Whenever the herbal material is hard and woody, making a decoction increases the likelihood that the soluble contents of the herb will actually be extracted into the water. Roots, rhizomes, wood, bark, nuts, and some seeds are hard and have strong cell walls, so to ensure an effective transfer of active constituents to the water, more heat is needed than for infusions.
Fluid medicines-whether infusions, decoctions, or tinctures--often have an unpleasant taste. Thus, it 's sometimes helpful to mask the taste by adding a sweetener. One method is to use a syrup, which is the traditional way to make cough mixtures more palatable for children or to make any herbal preparation more palatable.
In herbal infusions where the desired action is caused by the herb’s volatile oils, which are lost in boiling or hot water, warm or cold water infusions are used. The Health Guardian may combine the final drink with hot and cold infusions, along with cold down decoctions prepared by gently simmering woody plant parts in boiling water.
This integrated data system contains—in one place—five distinct types of data containing information on food and nutrient profiles, each with a unique purpose. Two of the data types—Foundation Foods and Experimental Foods—represent “a bridge to the future” in food and nutrient composition. They provide data that has never previously been available:
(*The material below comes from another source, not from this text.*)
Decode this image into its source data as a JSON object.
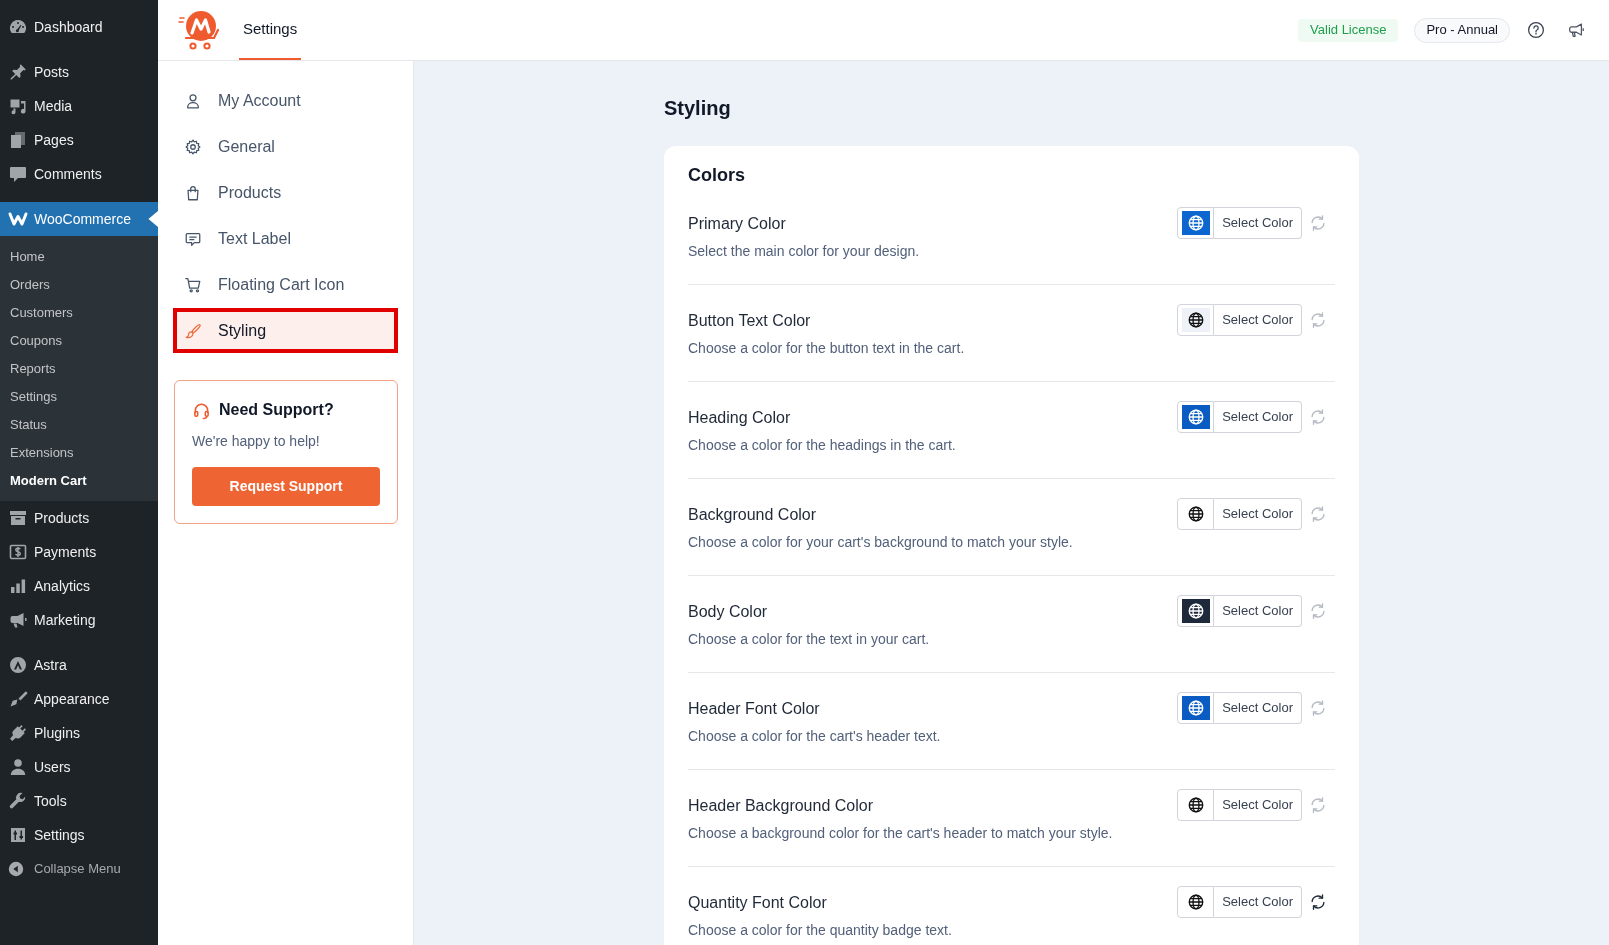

Essential minerals — that is, those necessary for human health — are classified into two equally important groups: major minerals and trace minerals. The major minerals, which are used and stored in large quantities in the body, are calcium, chloride, magnesium, phosphorus, potassium, sodium, and sulfur. The trace minerals are just as vital to our health as the major minerals, but we don't need large amounts. Minerals in this category include chromium, copper, fluoride, iodine, iron, manganese, molybdenum, selenium, and zinc.